- _Work instructions_
Return all the data, word for word.

- _Records shown_
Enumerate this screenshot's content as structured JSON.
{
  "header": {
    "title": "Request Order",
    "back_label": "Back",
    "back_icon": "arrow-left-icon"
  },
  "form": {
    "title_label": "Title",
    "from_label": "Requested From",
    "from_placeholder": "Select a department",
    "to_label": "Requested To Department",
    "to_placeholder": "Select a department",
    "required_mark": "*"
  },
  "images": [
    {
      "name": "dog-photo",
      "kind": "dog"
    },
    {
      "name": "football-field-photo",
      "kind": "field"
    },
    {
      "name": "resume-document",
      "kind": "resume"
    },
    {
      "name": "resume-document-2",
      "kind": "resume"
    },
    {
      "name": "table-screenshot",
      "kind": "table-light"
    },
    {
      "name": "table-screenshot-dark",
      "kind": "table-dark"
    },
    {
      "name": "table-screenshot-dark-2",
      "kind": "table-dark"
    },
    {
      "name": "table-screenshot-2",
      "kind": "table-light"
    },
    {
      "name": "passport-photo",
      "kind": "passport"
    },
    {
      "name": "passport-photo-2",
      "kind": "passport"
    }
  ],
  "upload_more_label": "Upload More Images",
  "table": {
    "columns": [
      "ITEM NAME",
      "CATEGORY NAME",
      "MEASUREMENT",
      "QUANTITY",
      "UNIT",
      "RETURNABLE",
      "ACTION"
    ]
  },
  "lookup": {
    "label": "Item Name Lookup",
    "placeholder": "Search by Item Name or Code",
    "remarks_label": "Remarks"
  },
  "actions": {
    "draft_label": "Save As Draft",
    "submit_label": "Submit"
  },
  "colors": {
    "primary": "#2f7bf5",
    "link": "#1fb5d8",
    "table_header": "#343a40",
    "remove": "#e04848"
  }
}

- _Finished task_
Enumerate this screenshot's content as structured JSON.
{
  "header": {
    "title": "Request Order",
    "back_label": "Back",
    "back_icon": "arrow-left-icon"
  },
  "form": {
    "title_label": "Title",
    "from_label": "Requested From",
    "from_placeholder": "Select a department",
    "to_label": "Requested To Department",
    "to_placeholder": "Select a department",
    "required_mark": "*"
  },
  "images": [
    {
      "name": "dog-photo",
      "kind": "dog"
    },
    {
      "name": "football-field-photo",
      "kind": "field"
    },
    {
      "name": "resume-document",
      "kind": "resume"
    },
    {
      "name": "resume-document-2",
      "kind": "resume"
    },
    {
      "name": "table-screenshot",
      "kind": "table-light"
    },
    {
      "name": "table-screenshot-dark",
      "kind": "table-dark"
    },
    {
      "name": "table-screenshot-dark-2",
      "kind": "table-dark"
    },
    {
      "name": "table-screenshot-2",
      "kind": "table-light"
    },
    {
      "name": "passport-photo",
      "kind": "passport"
    },
    {
      "name": "passport-photo-2",
      "kind": "passport"
    }
  ],
  "upload_more_label": "Upload More Images",
  "table": {
    "columns": [
      "ITEM NAME",
      "CATEGORY NAME",
      "MEASUREMENT",
      "QUANTITY",
      "UNIT",
      "RETURNABLE",
      "ACTION"
    ]
  },
  "lookup": {
    "label": "Item Name Lookup",
    "placeholder": "Search by Item Name or Code",
    "remarks_label": "Remarks"
  },
  "actions": {
    "draft_label": "Save As Draft",
    "submit_label": "Submit"
  },
  "colors": {
    "primary": "#2f7bf5",
    "link": "#1fb5d8",
    "table_header": "#343a40",
    "remove": "#e04848"
  }
}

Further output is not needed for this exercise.